[Items from an interface collection]
[Start of Attachment]

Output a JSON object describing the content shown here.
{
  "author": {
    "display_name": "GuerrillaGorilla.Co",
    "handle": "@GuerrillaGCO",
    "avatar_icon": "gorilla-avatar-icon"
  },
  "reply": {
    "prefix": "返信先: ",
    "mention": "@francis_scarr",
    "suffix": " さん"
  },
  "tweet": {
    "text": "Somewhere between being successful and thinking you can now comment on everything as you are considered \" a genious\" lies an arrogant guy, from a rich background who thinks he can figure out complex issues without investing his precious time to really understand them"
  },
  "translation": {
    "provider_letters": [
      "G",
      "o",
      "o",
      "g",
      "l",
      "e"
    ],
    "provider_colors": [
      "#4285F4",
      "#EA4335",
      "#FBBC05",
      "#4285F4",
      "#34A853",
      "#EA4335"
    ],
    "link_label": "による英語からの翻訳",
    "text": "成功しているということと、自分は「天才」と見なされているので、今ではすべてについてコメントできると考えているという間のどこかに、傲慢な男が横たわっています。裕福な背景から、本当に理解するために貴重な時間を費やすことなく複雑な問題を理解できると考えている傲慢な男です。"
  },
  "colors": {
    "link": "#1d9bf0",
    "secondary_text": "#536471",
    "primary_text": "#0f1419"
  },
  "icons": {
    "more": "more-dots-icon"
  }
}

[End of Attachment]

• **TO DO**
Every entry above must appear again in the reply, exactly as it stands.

• **OUTPUT OF THE EXERCISE**
Output a JSON object describing the content shown here.
{
  "author": {
    "display_name": "GuerrillaGorilla.Co",
    "handle": "@GuerrillaGCO",
    "avatar_icon": "gorilla-avatar-icon"
  },
  "reply": {
    "prefix": "返信先: ",
    "mention": "@francis_scarr",
    "suffix": " さん"
  },
  "tweet": {
    "text": "Somewhere between being successful and thinking you can now comment on everything as you are considered \" a genious\" lies an arrogant guy, from a rich background who thinks he can figure out complex issues without investing his precious time to really understand them"
  },
  "translation": {
    "provider_letters": [
      "G",
      "o",
      "o",
      "g",
      "l",
      "e"
    ],
    "provider_colors": [
      "#4285F4",
      "#EA4335",
      "#FBBC05",
      "#4285F4",
      "#34A853",
      "#EA4335"
    ],
    "link_label": "による英語からの翻訳",
    "text": "成功しているということと、自分は「天才」と見なされているので、今ではすべてについてコメントできると考えているという間のどこかに、傲慢な男が横たわっています。裕福な背景から、本当に理解するために貴重な時間を費やすことなく複雑な問題を理解できると考えている傲慢な男です。"
  },
  "colors": {
    "link": "#1d9bf0",
    "secondary_text": "#536471",
    "primary_text": "#0f1419"
  },
  "icons": {
    "more": "more-dots-icon"
  }
}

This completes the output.